So I pass the extra cost along to my customers after incorporating the widgets into my products. And we all in the process also would be doing our bit to increase inflation a little. And the $25,000 goes into whatever slush fund the Trump administration has standing by, possibly something actually connected to “border protection,” such as a wall along the Rio Grande.

Obviously, the tariff is a lose-lose situation. U. S. business pays the freight and Chinese manufacturers may see their salesdrop off a bit—although it’s not likely that U. S. users can find some small country not yet insulted by Donald that actually makes, of all things, widgets at a price anywhere competitive with China’s.

China, meanwhile, retaliates by putting tariffs on U.S. soybeans and other farm products, which Chinese distributors then find cheaper to buy from other sources—such as perhaps Mexico or Canada. U. S. farmers wind up plowing under part of a fall crop. The government pays them reparations (also passed on to American taxpayers), but even so our farmers are losing their markets and may never fully retrieve them. And their farms cease to be fully operational. Jobs well could be lost in all directions.

It’s true that as I write this that Donald is negotiating a new version of the North American Free Trade Agreement (NAFTA) in a way that would lift his latest tariffs on Canada and Mexico—and theirs on us—but China remains as an elephant in the room.

According to an Associated Press story, “Including China tariffs and other duties Trump has imposed on items such as steel, American businesses and consumers were paying $3 billion a month in higher import taxes by the end of last year” (a March study by economists from the Federal Reserve Bank, Columbia and Princeton Universities).

Interestingly, in 2002, President George W. Bush’s administration placed tariffs on imported steel. A study financed by steel-consuming businesses found that the tariffs cost 200,000 American jobs that year.
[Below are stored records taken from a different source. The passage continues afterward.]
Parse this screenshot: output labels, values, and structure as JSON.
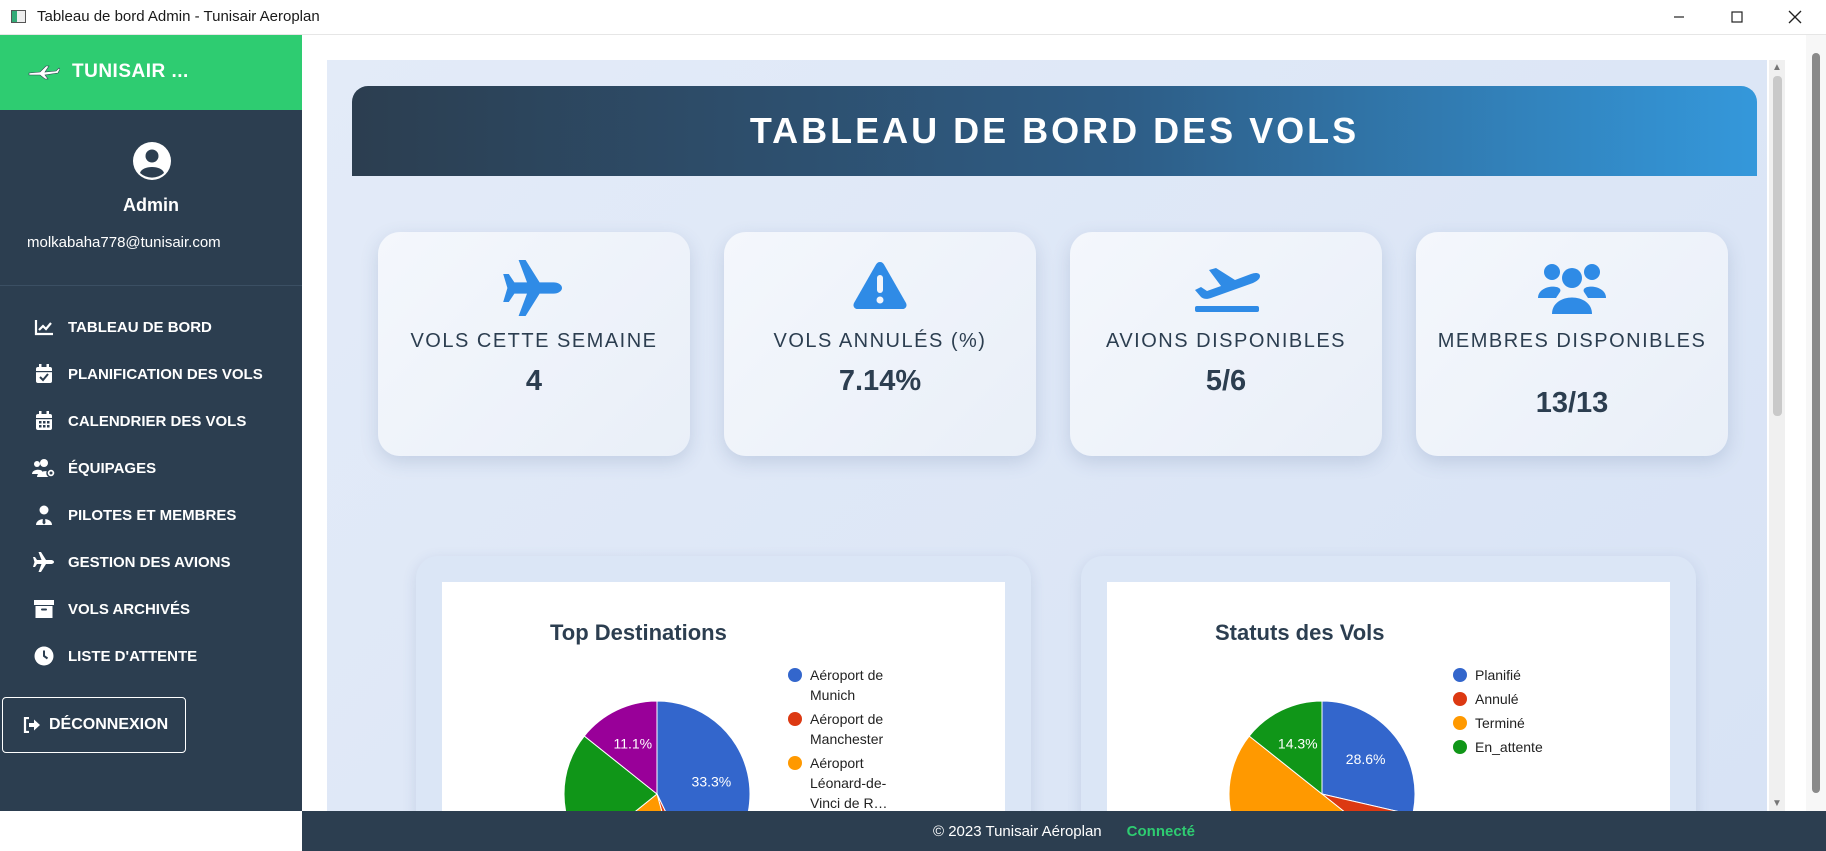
{
  "window": {
    "title": "Tableau de bord Admin - Tunisair Aeroplan",
    "controls": {
      "minimize": "minimize-icon",
      "maximize": "maximize-icon",
      "close": "close-icon"
    }
  },
  "sidebar": {
    "brand": "TUNISAIR ...",
    "user": {
      "name": "Admin",
      "email": "molkabaha778@tunisair.com"
    },
    "items": [
      {
        "label": "TABLEAU DE BORD",
        "icon": "chart-line-icon"
      },
      {
        "label": "PLANIFICATION DES VOLS",
        "icon": "calendar-check-icon"
      },
      {
        "label": "CALENDRIER DES VOLS",
        "icon": "calendar-icon"
      },
      {
        "label": "ÉQUIPAGES",
        "icon": "users-cog-icon"
      },
      {
        "label": "PILOTES ET MEMBRES",
        "icon": "user-tie-icon"
      },
      {
        "label": "GESTION DES AVIONS",
        "icon": "plane-icon"
      },
      {
        "label": "VOLS ARCHIVÉS",
        "icon": "archive-icon"
      },
      {
        "label": "LISTE D'ATTENTE",
        "icon": "clock-icon"
      }
    ],
    "logout": "DÉCONNEXION"
  },
  "header": {
    "title": "TABLEAU DE BORD DES VOLS"
  },
  "stats": [
    {
      "label": "VOLS CETTE SEMAINE",
      "value": "4",
      "icon": "plane-icon"
    },
    {
      "label": "VOLS ANNULÉS (%)",
      "value": "7.14%",
      "icon": "warning-icon"
    },
    {
      "label": "AVIONS DISPONIBLES",
      "value": "5/6",
      "icon": "plane-departure-icon"
    },
    {
      "label": "MEMBRES DISPONIBLES",
      "value": "13/13",
      "icon": "users-icon"
    }
  ],
  "colors": {
    "sidebar": "#2c3e50",
    "brand": "#2ecc71",
    "accent": "#2f8be6",
    "connected": "#2ecc71"
  },
  "chart_data": [
    {
      "type": "pie",
      "title": "Top Destinations",
      "legend_placement": "right",
      "categories": [
        "Aéroport de Munich",
        "Aéroport de Manchester",
        "Aéroport Léonard-de-Vinci de R…"
      ],
      "legend_labels": [
        "Aéroport de\nMunich",
        "Aéroport de\nManchester",
        "Aéroport\nLéonard-de-\nVinci de R…"
      ],
      "slices": [
        {
          "color": "#3366cc",
          "value": 33.3,
          "label": "33.3%"
        },
        {
          "color": "#dc3912",
          "value": 2.2,
          "label": ""
        },
        {
          "color": "#ff9900",
          "value": 14.4,
          "label": ""
        },
        {
          "color": "#109618",
          "value": 16.7,
          "label": ""
        },
        {
          "color": "#990099",
          "value": 11.1,
          "label": "11.1%"
        }
      ]
    },
    {
      "type": "pie",
      "title": "Statuts des Vols",
      "legend_placement": "right",
      "categories": [
        "Planifié",
        "Annulé",
        "Terminé",
        "En_attente"
      ],
      "legend_labels": [
        "Planifié",
        "Annulé",
        "Terminé",
        "En_attente"
      ],
      "slices": [
        {
          "color": "#3366cc",
          "value": 28.6,
          "label": "28.6%"
        },
        {
          "color": "#dc3912",
          "value": 7.1,
          "label": ""
        },
        {
          "color": "#ff9900",
          "value": 50.0,
          "label": ""
        },
        {
          "color": "#109618",
          "value": 14.3,
          "label": "14.3%"
        }
      ]
    }
  ],
  "footer": {
    "copyright": "© 2023 Tunisair Aéroplan",
    "status": "Connecté"
  }
}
Have I misunderstood something through all of this? Will Farm Belt voters remain stubbornly loyal to Donald? Is bankruptcy veteran Donald just plain simple-minded? Are we heading for another major recession? Will Americans with savings in the stock market be taking another big hit as it did at the end of the Bush administration?
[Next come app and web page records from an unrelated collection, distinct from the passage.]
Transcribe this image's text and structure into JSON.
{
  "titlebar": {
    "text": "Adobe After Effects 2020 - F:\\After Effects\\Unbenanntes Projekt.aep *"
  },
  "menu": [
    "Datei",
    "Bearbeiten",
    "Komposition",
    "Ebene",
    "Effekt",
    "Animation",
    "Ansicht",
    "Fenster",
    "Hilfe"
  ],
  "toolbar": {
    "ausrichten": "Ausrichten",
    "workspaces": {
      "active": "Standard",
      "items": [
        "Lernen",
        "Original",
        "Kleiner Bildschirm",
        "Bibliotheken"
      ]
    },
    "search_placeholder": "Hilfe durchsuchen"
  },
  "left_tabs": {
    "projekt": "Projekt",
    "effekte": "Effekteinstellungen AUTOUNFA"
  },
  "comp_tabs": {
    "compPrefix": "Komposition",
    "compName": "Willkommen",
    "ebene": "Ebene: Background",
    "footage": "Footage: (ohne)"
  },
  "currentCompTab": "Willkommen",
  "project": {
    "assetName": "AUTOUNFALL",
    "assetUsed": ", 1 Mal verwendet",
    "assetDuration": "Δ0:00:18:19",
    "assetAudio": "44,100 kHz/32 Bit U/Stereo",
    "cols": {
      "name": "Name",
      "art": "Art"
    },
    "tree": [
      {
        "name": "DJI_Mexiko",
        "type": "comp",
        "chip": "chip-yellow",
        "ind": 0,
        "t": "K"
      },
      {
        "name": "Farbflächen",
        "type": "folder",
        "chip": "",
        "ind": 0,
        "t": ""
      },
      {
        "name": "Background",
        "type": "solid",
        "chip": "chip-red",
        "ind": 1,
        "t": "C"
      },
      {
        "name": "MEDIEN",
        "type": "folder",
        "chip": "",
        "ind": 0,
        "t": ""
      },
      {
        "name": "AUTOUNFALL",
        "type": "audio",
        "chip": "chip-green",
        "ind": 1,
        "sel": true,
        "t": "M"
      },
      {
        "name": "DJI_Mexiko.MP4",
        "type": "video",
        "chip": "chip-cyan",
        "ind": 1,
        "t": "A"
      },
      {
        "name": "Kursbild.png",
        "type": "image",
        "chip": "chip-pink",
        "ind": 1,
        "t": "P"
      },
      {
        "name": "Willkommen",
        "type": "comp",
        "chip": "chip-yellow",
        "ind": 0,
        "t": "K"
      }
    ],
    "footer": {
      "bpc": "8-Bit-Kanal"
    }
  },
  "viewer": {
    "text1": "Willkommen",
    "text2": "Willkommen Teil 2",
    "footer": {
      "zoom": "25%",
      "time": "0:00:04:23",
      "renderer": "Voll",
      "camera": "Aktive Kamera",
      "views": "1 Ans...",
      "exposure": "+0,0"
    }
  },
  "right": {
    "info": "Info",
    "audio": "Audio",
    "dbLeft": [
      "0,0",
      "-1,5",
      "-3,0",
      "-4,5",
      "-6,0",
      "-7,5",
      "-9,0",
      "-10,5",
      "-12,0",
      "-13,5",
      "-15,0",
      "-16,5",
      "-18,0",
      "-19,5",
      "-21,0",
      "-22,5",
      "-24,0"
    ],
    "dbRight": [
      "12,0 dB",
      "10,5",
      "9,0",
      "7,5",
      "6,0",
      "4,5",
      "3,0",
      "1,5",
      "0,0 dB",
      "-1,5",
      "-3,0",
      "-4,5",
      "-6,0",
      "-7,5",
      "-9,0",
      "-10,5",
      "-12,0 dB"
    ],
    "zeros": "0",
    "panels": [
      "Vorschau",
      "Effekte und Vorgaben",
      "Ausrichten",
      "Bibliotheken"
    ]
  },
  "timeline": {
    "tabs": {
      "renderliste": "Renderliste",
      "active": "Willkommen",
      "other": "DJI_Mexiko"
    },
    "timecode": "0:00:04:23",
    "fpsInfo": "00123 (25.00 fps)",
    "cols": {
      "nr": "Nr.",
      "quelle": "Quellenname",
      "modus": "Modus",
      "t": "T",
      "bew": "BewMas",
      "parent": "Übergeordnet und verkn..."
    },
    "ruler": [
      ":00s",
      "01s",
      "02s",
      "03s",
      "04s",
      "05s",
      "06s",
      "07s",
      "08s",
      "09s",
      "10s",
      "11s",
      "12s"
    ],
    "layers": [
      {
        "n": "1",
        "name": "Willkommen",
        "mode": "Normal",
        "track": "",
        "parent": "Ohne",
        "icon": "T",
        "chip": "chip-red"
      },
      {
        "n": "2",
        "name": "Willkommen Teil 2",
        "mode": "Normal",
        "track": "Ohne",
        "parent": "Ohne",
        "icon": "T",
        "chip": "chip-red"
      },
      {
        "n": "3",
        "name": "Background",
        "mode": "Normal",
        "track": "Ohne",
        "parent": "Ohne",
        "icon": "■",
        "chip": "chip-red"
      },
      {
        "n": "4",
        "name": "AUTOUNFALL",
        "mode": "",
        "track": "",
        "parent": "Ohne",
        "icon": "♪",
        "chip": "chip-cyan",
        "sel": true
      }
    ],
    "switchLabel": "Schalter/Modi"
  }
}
Don’t ask me. I can only tell you how the vacillating machinations of Deranged Donald look to me. It’s almost as if he’s using some sort convoluted pyramid scheme in an effort to keep figures dealing with the economy and employment looking good up to election day 2020.

In just what conceivable way is all this “making America great again”?

NOTE: The World Trade Organization (WTO) is the international organization whose primary purpose is to open trade for the benefit of all It is a forum for governments to negotiate trade agreements. It is a place for them to settle trade disputes. It operates a system of trade rules. Essentially, the WTO is a place where member governments try to sort out the trade problems they face with each other. The U. S. has been a member since January 1, 1995. There are 162 member countries. China has been a member since 2001. I’m surprised not to be seeing much mention of WTO these days. But then, Donald Trump is not one to recognize multi-lateral agreements. He’s gotta be a one-man show, with “America First” and everyone else “losers.”


2 comments on this story | Please log in to comment by clicking here
Please log in or register to add your comment
Justin Hale

Every President can use the Tariff laws as they see fit, Obama did, so has Trump. I don't hear any suggestions from the Democrats or Trump haters on how to deal with China and their un-fair trade practices. And don't buy cheap krap from China, find a product made elsewhere or rethink your project. Just heard that Trump is asking 16B. for aid to American farmers.

Thursday, May 23, 2019
Tom Camfield

Yeah. $16,000,000,000 aid to farmers. Just another cost to American taxpayers for Donald's heavy-handed arrogance in the use of tariffs. That 26 billion could have covered a goodly number of very needy domestic social programs for quite a long time.. That's 16,000 millions. Of course it takes a lot to cover Donald's butt.

Friday, May 24, 2019